This heady period of growth occurred precisely when colleges had the financial flexibility to prepare for what was to come: fewer government dollars, a wave of financially needy students, a drop-off in the number of well-prepared high-school graduates who could afford to pay, and, of course, technological advances in teaching and learning. Instead, colleges continued to focus on their unsustainable model, assuming little would change.
Other information industries, from journalism to music to book publishing, enjoyed similar periods of success right before epic change enveloped them, seemingly overnight. We now know how those industries have been transformed by technology, resulting in the decline of the middleman — newspapers, record stores, bookstores and publishers.

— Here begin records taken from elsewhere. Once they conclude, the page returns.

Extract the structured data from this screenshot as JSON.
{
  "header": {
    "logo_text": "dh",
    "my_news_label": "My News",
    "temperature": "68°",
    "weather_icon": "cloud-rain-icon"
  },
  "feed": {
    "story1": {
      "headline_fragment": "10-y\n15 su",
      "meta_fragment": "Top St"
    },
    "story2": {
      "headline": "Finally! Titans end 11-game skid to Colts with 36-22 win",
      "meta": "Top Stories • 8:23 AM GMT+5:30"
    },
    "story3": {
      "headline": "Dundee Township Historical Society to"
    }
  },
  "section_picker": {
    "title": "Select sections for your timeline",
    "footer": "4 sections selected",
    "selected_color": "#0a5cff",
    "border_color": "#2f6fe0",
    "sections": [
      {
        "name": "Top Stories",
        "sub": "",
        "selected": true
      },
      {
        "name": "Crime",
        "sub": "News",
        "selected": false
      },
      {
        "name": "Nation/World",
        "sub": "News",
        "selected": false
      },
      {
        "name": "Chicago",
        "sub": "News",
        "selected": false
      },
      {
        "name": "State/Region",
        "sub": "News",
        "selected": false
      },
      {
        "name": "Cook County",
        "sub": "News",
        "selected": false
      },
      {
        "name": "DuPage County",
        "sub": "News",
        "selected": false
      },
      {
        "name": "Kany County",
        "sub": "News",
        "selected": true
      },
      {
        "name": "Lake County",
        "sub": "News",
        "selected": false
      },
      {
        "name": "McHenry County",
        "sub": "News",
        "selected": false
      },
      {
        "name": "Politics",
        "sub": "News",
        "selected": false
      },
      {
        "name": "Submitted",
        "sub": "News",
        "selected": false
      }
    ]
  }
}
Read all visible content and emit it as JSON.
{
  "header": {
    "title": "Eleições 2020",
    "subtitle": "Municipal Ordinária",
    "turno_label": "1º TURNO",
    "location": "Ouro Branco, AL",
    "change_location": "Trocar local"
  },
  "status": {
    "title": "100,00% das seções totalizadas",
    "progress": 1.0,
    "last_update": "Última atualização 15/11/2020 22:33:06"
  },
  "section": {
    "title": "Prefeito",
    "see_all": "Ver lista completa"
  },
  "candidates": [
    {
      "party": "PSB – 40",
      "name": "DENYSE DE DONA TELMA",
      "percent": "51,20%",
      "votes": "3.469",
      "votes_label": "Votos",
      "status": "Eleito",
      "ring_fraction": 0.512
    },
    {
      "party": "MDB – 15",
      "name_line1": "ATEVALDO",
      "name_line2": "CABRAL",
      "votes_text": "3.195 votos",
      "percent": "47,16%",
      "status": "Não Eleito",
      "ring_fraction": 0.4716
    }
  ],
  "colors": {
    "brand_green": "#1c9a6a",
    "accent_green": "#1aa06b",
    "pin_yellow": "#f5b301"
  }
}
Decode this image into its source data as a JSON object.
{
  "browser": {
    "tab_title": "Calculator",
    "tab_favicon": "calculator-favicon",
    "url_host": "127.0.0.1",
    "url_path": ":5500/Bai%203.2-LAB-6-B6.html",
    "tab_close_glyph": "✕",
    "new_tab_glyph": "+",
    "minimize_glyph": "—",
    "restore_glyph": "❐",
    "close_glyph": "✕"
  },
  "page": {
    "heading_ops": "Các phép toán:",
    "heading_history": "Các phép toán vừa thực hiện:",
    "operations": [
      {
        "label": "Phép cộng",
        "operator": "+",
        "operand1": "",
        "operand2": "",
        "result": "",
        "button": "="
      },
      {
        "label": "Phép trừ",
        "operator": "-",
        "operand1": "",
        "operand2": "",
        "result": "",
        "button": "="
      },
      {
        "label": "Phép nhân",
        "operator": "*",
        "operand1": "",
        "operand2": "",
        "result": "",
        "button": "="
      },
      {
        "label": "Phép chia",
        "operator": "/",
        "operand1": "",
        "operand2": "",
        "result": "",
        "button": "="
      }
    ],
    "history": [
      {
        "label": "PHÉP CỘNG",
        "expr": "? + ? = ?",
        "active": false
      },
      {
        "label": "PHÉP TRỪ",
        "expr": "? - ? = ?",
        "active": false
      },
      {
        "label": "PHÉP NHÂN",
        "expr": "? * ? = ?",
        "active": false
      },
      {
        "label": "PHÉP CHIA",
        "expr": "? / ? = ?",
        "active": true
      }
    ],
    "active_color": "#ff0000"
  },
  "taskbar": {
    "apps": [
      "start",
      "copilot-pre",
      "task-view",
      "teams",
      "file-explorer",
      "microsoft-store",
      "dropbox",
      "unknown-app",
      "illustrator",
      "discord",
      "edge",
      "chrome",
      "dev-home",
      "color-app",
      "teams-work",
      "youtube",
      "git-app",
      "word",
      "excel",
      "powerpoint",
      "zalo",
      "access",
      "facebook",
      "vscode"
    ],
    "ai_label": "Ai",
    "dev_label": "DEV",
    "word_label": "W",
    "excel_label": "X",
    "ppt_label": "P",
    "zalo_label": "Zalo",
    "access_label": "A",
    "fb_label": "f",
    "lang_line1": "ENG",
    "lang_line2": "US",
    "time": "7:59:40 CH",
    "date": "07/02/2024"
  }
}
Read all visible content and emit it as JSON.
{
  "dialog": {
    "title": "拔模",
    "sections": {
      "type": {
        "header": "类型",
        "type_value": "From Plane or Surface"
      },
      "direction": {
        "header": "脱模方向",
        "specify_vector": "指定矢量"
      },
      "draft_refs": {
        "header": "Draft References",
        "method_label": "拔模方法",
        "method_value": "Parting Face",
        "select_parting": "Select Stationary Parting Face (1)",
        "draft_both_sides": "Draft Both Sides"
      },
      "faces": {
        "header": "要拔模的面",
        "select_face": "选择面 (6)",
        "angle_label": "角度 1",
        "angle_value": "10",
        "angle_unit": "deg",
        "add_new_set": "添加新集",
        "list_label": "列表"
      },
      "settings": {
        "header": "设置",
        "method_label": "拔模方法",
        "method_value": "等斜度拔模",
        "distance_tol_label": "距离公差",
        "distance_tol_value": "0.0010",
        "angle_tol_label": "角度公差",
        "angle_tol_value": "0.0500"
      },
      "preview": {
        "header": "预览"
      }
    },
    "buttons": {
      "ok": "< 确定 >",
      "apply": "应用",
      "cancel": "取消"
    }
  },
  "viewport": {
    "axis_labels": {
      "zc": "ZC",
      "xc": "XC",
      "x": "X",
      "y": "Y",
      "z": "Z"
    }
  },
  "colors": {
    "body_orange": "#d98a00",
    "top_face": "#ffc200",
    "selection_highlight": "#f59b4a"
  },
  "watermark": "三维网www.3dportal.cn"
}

Colleges and universities could be next, unless they act to mitigate the poor choices and inaction from the lost decade by looking for ways to lower costs, embrace technology and improve education.
One urgent need is to make better use of technology in the classroom. Despite resistance to the idea from academics, evidence suggests that technology can reduce costs, improve student performance and even tailor learning to individual students. The nonprofit National Center for Academic Transformation has redesigned courses on more than 200 campuses, cutting costs by an average of 37 percent, by using instructional software to reduce burdens on professors, frequent low-stakes online quizzes to gauge student progress, and alternative staffing (like undergraduate peer mentors).
Schools should also offer more online education. In just the past few months, several elite universities, including Stanford and Harvard, have announced multimillion-dollar efforts to provide several of their courses free, online, for everyone. Individual colleges should take advantage of this trend, perhaps ultimately shedding their lowest-quality courses (and their costs) and replacing them with the best courses offered by other institutions through loose federations or formal networks. This is the idea behind the New Paradigm Initiative, a group of 16 liberal-arts colleges in the South that have joined together to offer online and hybrid courses to students on any campus in the group.
Another key reform would be to reclaim academics as a top priority. Administrative expenses have grown faster than instruction on many campuses. In 2009, the consulting firm Bain & Company identified $112 million in annual savings just within the business operations at the University of California, Berkeley.
Academia also needs to cut back on low-quality graduate programs. Too many universities tried to become research institutions during the lost decade, adding graduate programs and research faculty, often using tuition dollars to finance their expansions. Today, too many of these programs remain far short of their goals, and their ambitions have come at a great cost to their core mission of educating undergraduates (as well as producing many dropouts and unemployed Ph.D.’s).
Finally, colleges should work to reduce the number of wasted credits. Most students take far more than the 120 credits required for a bachelor’s degree, partly because of poor advising and partly because colleges often refuse to accept credits from other institutions or for “prior learning.” Yet one-third of students today transfer from one college to another before earning a degree. Colleges make transferring credits difficult, often in the name of protecting academic quality, when often they are simply protecting their bottom line.
Higher education is a conservative, risk-averse industry. Add to this the fact that a majority of its leaders are nearing the safety net of retirement, and we have a recipe for the status quo. We can’t afford another lost decade.
Jeff Selingo, editorial director at The Chronicle of Higher Education, is writing a book on the future of higher education.